But then I learned that the lead singer from the Mahones (Finny McConnell) was playing at O'Regans pub on Saturday night. That settled it for me. Called Kensington and we made plans to meet there for a good night of music.

Then I called up Deserita to see if she would join us. She agreed, although she had to leave early due to prior committments on the Sunday. "Some Deserita is better than no Deserita," I said. "Meet on Greene avenue at 7 pm and we'll go for some sushi." This Valentine's Day is getting better and better: sushi with a hot chick followed by a great band and my buddy Kensington.

Supper was thoroughly enjoyable; Deserita never disappoints. She had spent some time in Japan a few years ago, so she shared some tidbits on sushi etiquette and Japanese sayings. Conversation between us has always been easy and fun.
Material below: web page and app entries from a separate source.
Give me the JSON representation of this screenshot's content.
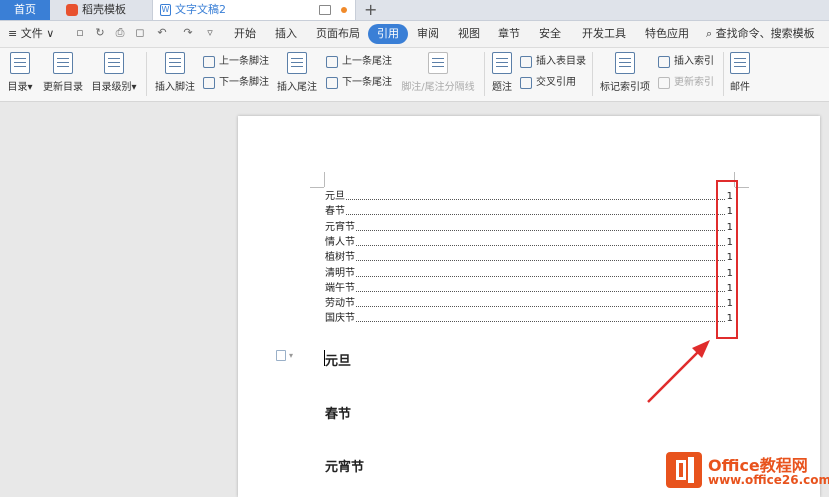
{
  "tabs": {
    "home": "首页",
    "template": "稻壳模板",
    "document": "文字文稿2",
    "doc_icon": "W",
    "new_tab": "+"
  },
  "menu": {
    "file": "≡ 文件 ∨",
    "items": [
      "开始",
      "插入",
      "页面布局",
      "引用",
      "审阅",
      "视图",
      "章节",
      "安全",
      "开发工具",
      "特色应用"
    ],
    "active": "引用",
    "search": "查找命令、搜索模板"
  },
  "ribbon": {
    "toc": "目录",
    "update_toc": "更新目录",
    "toc_level": "目录级别",
    "insert_footnote": "插入脚注",
    "prev_footnote": "上一条脚注",
    "next_footnote": "下一条脚注",
    "insert_endnote": "插入尾注",
    "prev_endnote": "上一条尾注",
    "next_endnote": "下一条尾注",
    "note_separator": "脚注/尾注分隔线",
    "caption": "题注",
    "insert_table_of_figures": "插入表目录",
    "cross_reference": "交叉引用",
    "mark_index": "标记索引项",
    "insert_index": "插入索引",
    "update_index": "更新索引",
    "mail": "邮件"
  },
  "document": {
    "toc": [
      {
        "title": "元旦",
        "page": "1"
      },
      {
        "title": "春节",
        "page": "1"
      },
      {
        "title": "元宵节",
        "page": "1"
      },
      {
        "title": "情人节",
        "page": "1"
      },
      {
        "title": "植树节",
        "page": "1"
      },
      {
        "title": "清明节",
        "page": "1"
      },
      {
        "title": "端午节",
        "page": "1"
      },
      {
        "title": "劳动节",
        "page": "1"
      },
      {
        "title": "国庆节",
        "page": "1"
      }
    ],
    "headings": [
      "元旦",
      "春节",
      "元宵节"
    ]
  },
  "annotation": {
    "box_color": "#e02c2c"
  },
  "watermark": {
    "line1": "Office教程网",
    "line2": "www.office26.com"
  }
}
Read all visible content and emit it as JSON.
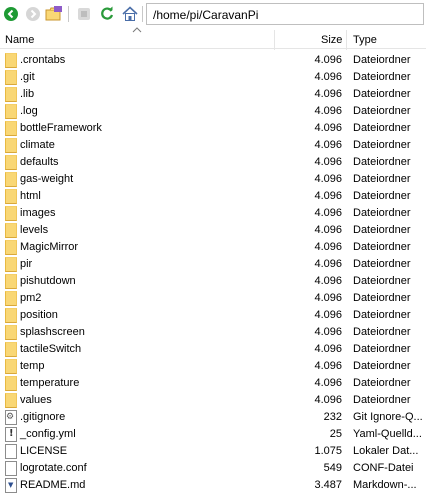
{
  "toolbar": {
    "path": "/home/pi/CaravanPi"
  },
  "columns": {
    "name": "Name",
    "size": "Size",
    "type": "Type"
  },
  "files": [
    {
      "name": ".crontabs",
      "size": "4.096",
      "type": "Dateiordner",
      "kind": "folder"
    },
    {
      "name": ".git",
      "size": "4.096",
      "type": "Dateiordner",
      "kind": "folder"
    },
    {
      "name": ".lib",
      "size": "4.096",
      "type": "Dateiordner",
      "kind": "folder"
    },
    {
      "name": ".log",
      "size": "4.096",
      "type": "Dateiordner",
      "kind": "folder"
    },
    {
      "name": "bottleFramework",
      "size": "4.096",
      "type": "Dateiordner",
      "kind": "folder"
    },
    {
      "name": "climate",
      "size": "4.096",
      "type": "Dateiordner",
      "kind": "folder"
    },
    {
      "name": "defaults",
      "size": "4.096",
      "type": "Dateiordner",
      "kind": "folder"
    },
    {
      "name": "gas-weight",
      "size": "4.096",
      "type": "Dateiordner",
      "kind": "folder"
    },
    {
      "name": "html",
      "size": "4.096",
      "type": "Dateiordner",
      "kind": "folder"
    },
    {
      "name": "images",
      "size": "4.096",
      "type": "Dateiordner",
      "kind": "folder"
    },
    {
      "name": "levels",
      "size": "4.096",
      "type": "Dateiordner",
      "kind": "folder"
    },
    {
      "name": "MagicMirror",
      "size": "4.096",
      "type": "Dateiordner",
      "kind": "folder"
    },
    {
      "name": "pir",
      "size": "4.096",
      "type": "Dateiordner",
      "kind": "folder"
    },
    {
      "name": "pishutdown",
      "size": "4.096",
      "type": "Dateiordner",
      "kind": "folder"
    },
    {
      "name": "pm2",
      "size": "4.096",
      "type": "Dateiordner",
      "kind": "folder"
    },
    {
      "name": "position",
      "size": "4.096",
      "type": "Dateiordner",
      "kind": "folder"
    },
    {
      "name": "splashscreen",
      "size": "4.096",
      "type": "Dateiordner",
      "kind": "folder"
    },
    {
      "name": "tactileSwitch",
      "size": "4.096",
      "type": "Dateiordner",
      "kind": "folder"
    },
    {
      "name": "temp",
      "size": "4.096",
      "type": "Dateiordner",
      "kind": "folder"
    },
    {
      "name": "temperature",
      "size": "4.096",
      "type": "Dateiordner",
      "kind": "folder"
    },
    {
      "name": "values",
      "size": "4.096",
      "type": "Dateiordner",
      "kind": "folder"
    },
    {
      "name": ".gitignore",
      "size": "232",
      "type": "Git Ignore-Q...",
      "kind": "gear"
    },
    {
      "name": "_config.yml",
      "size": "25",
      "type": "Yaml-Quelld...",
      "kind": "excl"
    },
    {
      "name": "LICENSE",
      "size": "1.075",
      "type": "Lokaler Dat...",
      "kind": "file"
    },
    {
      "name": "logrotate.conf",
      "size": "549",
      "type": "CONF-Datei",
      "kind": "file"
    },
    {
      "name": "README.md",
      "size": "3.487",
      "type": "Markdown-...",
      "kind": "md"
    }
  ],
  "colors": {
    "folder": "#f9d775",
    "accent": "#2d6db8"
  }
}
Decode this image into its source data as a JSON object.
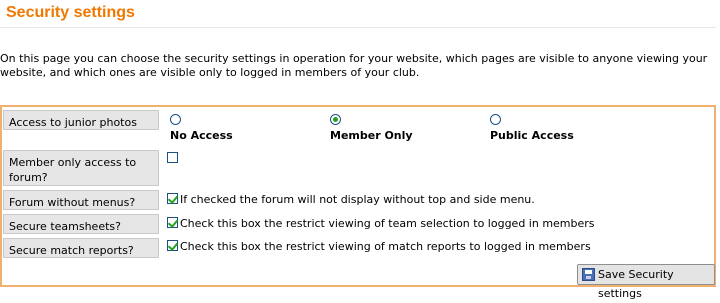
{
  "header": {
    "title": "Security settings"
  },
  "intro": "On this page you can choose the security settings in operation for your website, which pages are visible to anyone viewing your website, and which ones are visible only to logged in members of your club.",
  "settings": {
    "junior_photos": {
      "label": "Access to junior photos",
      "options": [
        {
          "label": "No Access",
          "selected": false
        },
        {
          "label": "Member Only",
          "selected": true
        },
        {
          "label": "Public Access",
          "selected": false
        }
      ]
    },
    "forum_member_only": {
      "label": "Member only access to forum?",
      "checked": false,
      "description": ""
    },
    "forum_without_menus": {
      "label": "Forum without menus?",
      "checked": true,
      "description": "If checked the forum will not display without top and side menu."
    },
    "secure_teamsheets": {
      "label": "Secure teamsheets?",
      "checked": true,
      "description": "Check this box the restrict viewing of team selection to logged in members"
    },
    "secure_match_reports": {
      "label": "Secure match reports?",
      "checked": true,
      "description": "Check this box the restrict viewing of match reports to logged in members"
    }
  },
  "actions": {
    "save_label": "Save Security settings"
  },
  "colors": {
    "title": "#f07800",
    "panel_border": "#f0b070",
    "label_bg": "#e6e6e6",
    "check": "#21a121"
  }
}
She has this way of dropping pearls into the dialogue when I least expect it. I think she's trying to get me to blush, but at least this evening, she tried to time them between mouthfuls of sushi.
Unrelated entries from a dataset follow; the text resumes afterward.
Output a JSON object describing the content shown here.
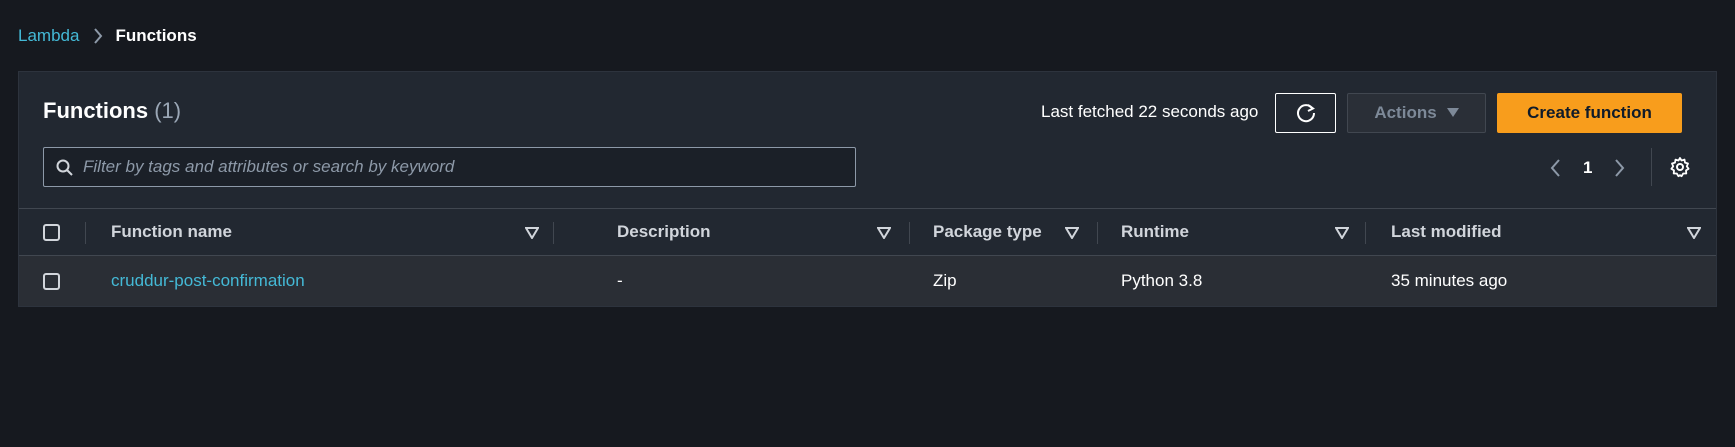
{
  "breadcrumb": {
    "parent": "Lambda",
    "current": "Functions"
  },
  "panel": {
    "title": "Functions",
    "count": "(1)",
    "last_fetched": "Last fetched 22 seconds ago",
    "actions_label": "Actions",
    "create_label": "Create function",
    "refresh_icon": "refresh-icon"
  },
  "search": {
    "placeholder": "Filter by tags and attributes or search by keyword",
    "value": ""
  },
  "pagination": {
    "current_page": "1"
  },
  "table": {
    "headers": [
      "Function name",
      "Description",
      "Package type",
      "Runtime",
      "Last modified"
    ],
    "rows": [
      {
        "name": "cruddur-post-confirmation",
        "description": "-",
        "package_type": "Zip",
        "runtime": "Python 3.8",
        "last_modified": "35 minutes ago"
      }
    ]
  },
  "colors": {
    "accent": "#f89d1c",
    "link": "#44b9d6",
    "background": "#16191f",
    "panel": "#222831"
  }
}
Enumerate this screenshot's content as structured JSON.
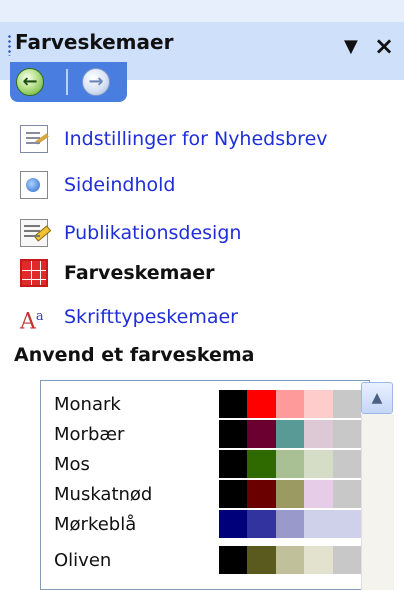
{
  "panel": {
    "title": "Farveskemaer",
    "dropdown_glyph": "▼",
    "close_glyph": "×"
  },
  "nav": {
    "back_icon": "back-arrow-icon",
    "forward_icon": "forward-arrow-icon",
    "back_glyph": "←",
    "forward_glyph": "→"
  },
  "tasks": [
    {
      "label": "Indstillinger for Nyhedsbrev",
      "icon": "newsletter-options-icon",
      "current": false
    },
    {
      "label": "Sideindhold",
      "icon": "page-content-icon",
      "current": false
    },
    {
      "label": "Publikationsdesign",
      "icon": "publication-design-icon",
      "current": false
    },
    {
      "label": "Farveskemaer",
      "icon": "color-schemes-icon",
      "current": true
    },
    {
      "label": "Skrifttypeskemaer",
      "icon": "font-schemes-icon",
      "current": false
    }
  ],
  "font_icon_glyph": "A",
  "font_icon_sup": "a",
  "section": {
    "title": "Anvend et farveskema"
  },
  "schemes": [
    {
      "name": "Monark",
      "colors": [
        "#000000",
        "#ff0000",
        "#ff9a9a",
        "#ffcccc",
        "#c8c8c8"
      ]
    },
    {
      "name": "Morbær",
      "colors": [
        "#000000",
        "#6b0030",
        "#5a9a96",
        "#ddc9d5",
        "#c8c8c8"
      ]
    },
    {
      "name": "Mos",
      "colors": [
        "#000000",
        "#2e6a00",
        "#a9c094",
        "#d6ddc7",
        "#c8c8c8"
      ]
    },
    {
      "name": "Muskatnød",
      "colors": [
        "#000000",
        "#6b0000",
        "#9a9a62",
        "#e6cce6",
        "#c8c8c8"
      ]
    },
    {
      "name": "Mørkeblå",
      "colors": [
        "#00007a",
        "#3333a0",
        "#9999cc",
        "#cfd0ea",
        "#cfd0ea"
      ]
    },
    {
      "name": "Oliven",
      "colors": [
        "#000000",
        "#5a5a1e",
        "#c0c09a",
        "#e2e2cf",
        "#c8c8c8"
      ]
    }
  ],
  "scroll": {
    "up_glyph": "▲"
  }
}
Met up with Kensington for pints and the live band. This was a fine way to end the evening except that at the end of the evening, the pub owner let some girl behind the bar and she put on some kind of Boom Boom crap that really didn't suit the atmosphere. One song like that would've been fine, but after three or four of those (with the volume insanely high), I put a coaster on top of my pint, turned it upside down, and let the quarter of it seep through onto the table as I walked out.

But all in all, not a bad VD. Catch you soon Deserita!

Tuesday, February 10, 2004

Saying More Than They Meant To

Over coffee, Matou pointed something out to me about the latest regurgitation of the Grammy Awards. I'm not sure if the graphic designers did this on purpose or by accident, but this year, the Grammy folks have decided to make their symbol an inverted pentagram.

Is that supposed to mean something? At first, I was skeptical, but then Matou pointed out Celine Dion's face immediately next to the pentagram. That clinched it for me. It's official: the Grammys are really being run by the ghost of Anton Levay.

If you know anything about Satanism, one of the main things is that Satanists see themselves as their own God instead of deferring to an external being for moral guidance. That could certainly apply to the Grammy Organization, I suppose.

I didn't watch the Grammys this year (I'm more of a Junos guy myself), but the highlights were splashed about the media the next day (I actually think I would've liked to see Prince sing Purple Rain). Justin Timerlake apologized again for the whole boobie incident.

Fer Gods' sakes, get over it. A boobie is about as offensive as an elbow in this sex-laden media industry with all the groping and groining in videos and whatnot.

I'm not sure how Canadians would've reacted to the whole incident if it had happened in Montreal, but the boobie flash would probably qualify for a grant from the Canada Council and then taken on tour.

Saturday, February 07, 2004

A typical night at the pub

After meeting the boys for pool and going to storytelling, I decided to head down to the pub because I heard that my old friend Lindsey was in town from Halifax. Met up with her, her fiancé, and her friend Angellica, who I didn't even recognize at first because she'd lost weight since the last time I saw her. Angellica and I went on a date once, but nothing came of it, which is a shame because she's even more attractive now that before (which is really saying something). Yowsa!

Then I got a musician offering to play accordian while I tell stories. My look of surprise was noticed by Yvon and Arinn, who assured me that he really could play accordian. "No worries," I said. "I'm sure he really can play accordian. That's not something you would brag about if you couldn't do it."

And then I ran into my old drinking pal Elvis and his friend Katarina. Unfortunately, Elvis' girlfriend had recently "left the building", so he was out with Katarina to drown his sorrows. Somehow I managed to charm Katarina into staying with me until closing time and I got her phone number. Sweet.

Actually, I got two phone numbers that night, which is my book, is the definition of a successful evening.